Must We Standardize Creativity?

Some policy makers, education bureaucrats, and pundits use crisis-laden narratives that the public education system is in collapse and make calls for the overhaul of public education. They send a message about a lack of global competitiveness and impending economic slowdown and often use rankings from international tests as their example of a faltering education system. Their solutions coalesce around programs that seek to standardize, control, and homogenize public education via programs like the Common Core State Standards and national testing under the banners of the Partnership for Assessment of Readiness for College and Careers (PARCC) and the Smarter Balanced Assessment Consortium (SBAC).

There seem to be some underlying assumptions with the proposed solutions for perceived low levels of global competitiveness proffered by some policy makers, education bureaucrats, and pundits: 1) International test rankings are worth pursuing; and 2) standardized programs will increase the creativity of students in United States public schools. Colleagues and I have dealt with the first claim in multiple arenas. The second claim is more interesting to me because data exist that raise questions about that assumption.

If Wishes Were Horses: Why NCTQ isn’t Going Anywhere

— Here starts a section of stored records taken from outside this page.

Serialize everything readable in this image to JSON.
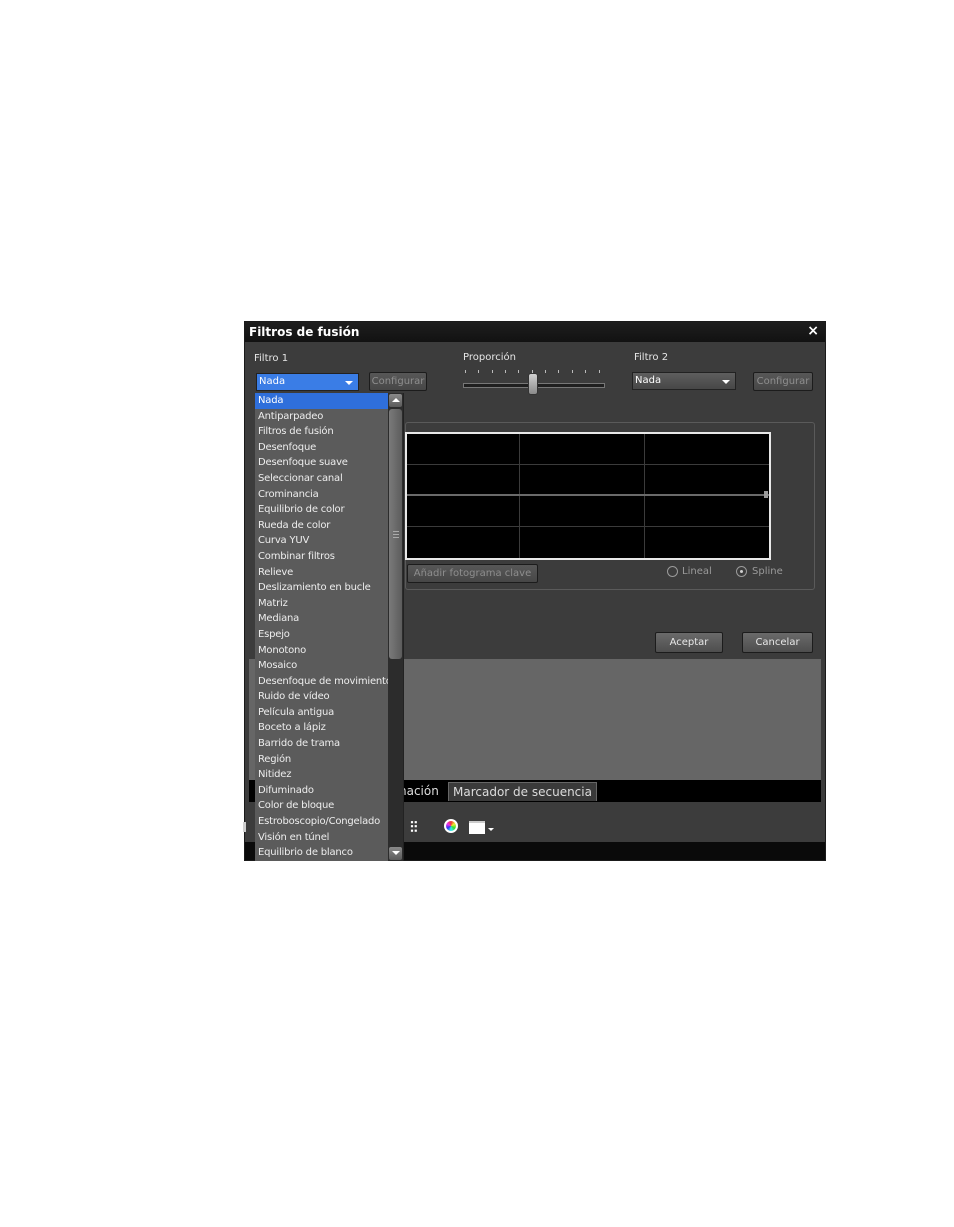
{
  "dialog": {
    "title": "Filtros de fusión",
    "close_glyph": "×"
  },
  "filter1": {
    "label": "Filtro 1",
    "selected": "Nada",
    "configure_label": "Configurar"
  },
  "ratio": {
    "label": "Proporción",
    "value_fraction": 0.5
  },
  "filter2": {
    "label": "Filtro 2",
    "selected": "Nada",
    "configure_label": "Configurar"
  },
  "graph": {
    "add_keyframe_label": "Añadir fotograma clave",
    "interpolation_options": [
      "Lineal",
      "Spline"
    ],
    "interpolation_selected": "Spline"
  },
  "buttons": {
    "ok": "Aceptar",
    "cancel": "Cancelar"
  },
  "tabs": [
    {
      "label": "nación",
      "active": false
    },
    {
      "label": "Marcador de secuencia",
      "active": true
    }
  ],
  "toolbar_icons": [
    "mixer-icon",
    "color-wheel-icon",
    "window-layout-icon"
  ],
  "dropdown": {
    "selected": "Nada",
    "items": [
      "Nada",
      "Antiparpadeo",
      "Filtros de fusión",
      "Desenfoque",
      "Desenfoque suave",
      "Seleccionar canal",
      "Crominancia",
      "Equilibrio de color",
      "Rueda de color",
      "Curva YUV",
      "Combinar filtros",
      "Relieve",
      "Deslizamiento en bucle",
      "Matriz",
      "Mediana",
      "Espejo",
      "Monotono",
      "Mosaico",
      "Desenfoque de movimiento",
      "Ruido de vídeo",
      "Película antigua",
      "Boceto a lápiz",
      "Barrido de trama",
      "Región",
      "Nitidez",
      "Difuminado",
      "Color de bloque",
      "Estroboscopio/Congelado",
      "Visión en túnel",
      "Equilibrio de blanco"
    ]
  }
}
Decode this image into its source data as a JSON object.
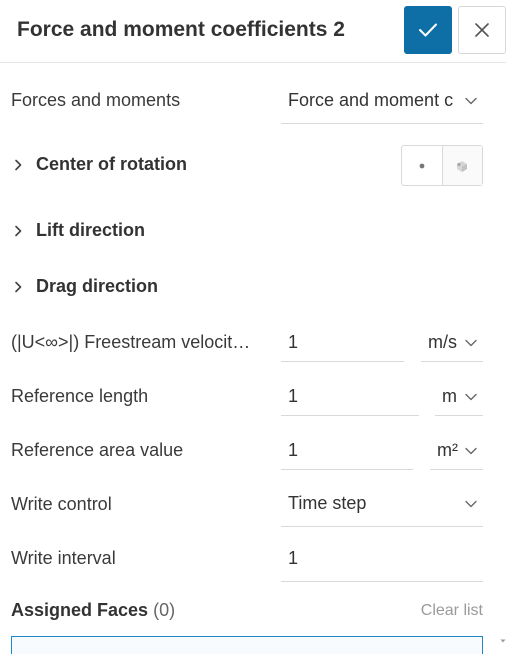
{
  "header": {
    "title": "Force and moment coefficients 2"
  },
  "rows": {
    "forces_moments": {
      "label": "Forces and moments",
      "value": "Force and moment c"
    },
    "center_of_rotation": {
      "label": "Center of rotation"
    },
    "lift_direction": {
      "label": "Lift direction"
    },
    "drag_direction": {
      "label": "Drag direction"
    },
    "freestream_velocity": {
      "label": "(|U<∞>|) Freestream velocit…",
      "value": "1",
      "unit": "m/s"
    },
    "reference_length": {
      "label": "Reference length",
      "value": "1",
      "unit": "m"
    },
    "reference_area": {
      "label": "Reference area value",
      "value": "1",
      "unit": "m²"
    },
    "write_control": {
      "label": "Write control",
      "value": "Time step"
    },
    "write_interval": {
      "label": "Write interval",
      "value": "1"
    }
  },
  "assigned_faces": {
    "label": "Assigned Faces",
    "count": "(0)",
    "clear_label": "Clear list"
  },
  "colors": {
    "accent": "#0e6fa7",
    "faces_border": "#1e88c7"
  },
  "icons": [
    "check-icon",
    "close-icon",
    "chevron-right-icon",
    "chevron-down-icon",
    "point-icon",
    "cube-icon"
  ]
}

Historically a comparative footnote in the history of educational reform, teacher education programs are becoming the focus of increased media, political, and public attention. One of the major forces driving the push for teacher preparation reform is the National Council on Teacher Quality, more commonly referred to as NCTQ. According to its website, the NCTQ “advocates for reforms in a broad range of teacher policies at the federal, state and local levels in order to increase the number of effective teachers.” Publicly, the organization is perhaps best known for its rankings of primary and secondary teacher preparation programs published in conjunction with U.S. News and World Report. These rankings have generated a great deal of controversy and criticism among a wide range of educators.  For example, among other issues, Ed Fuller criticized NCTQ’s input-based approach to standards, the lack of a solid research base in which to ground the standards, the standards’ narrow focus, the research methodology, the lack of data produced through NCTQ’ s research, and the poor response rates from its target population. Jack Hassard of Georgia State University went as far as to condemn NCTQ’s ratings as “junk science.” Despite the flaws in its approaches to research and reform, such is the distress that NCTQ has wrought among teacher educators that David Hill, the Division Director of Educator Preparation for the Georgia Professional Standards Commission, repeatedly tried to assure Education Preparation stakeholders at a meeting in September, 2014 that “NCTQ will go away” and that teacher education programs are more than capable of self-reform.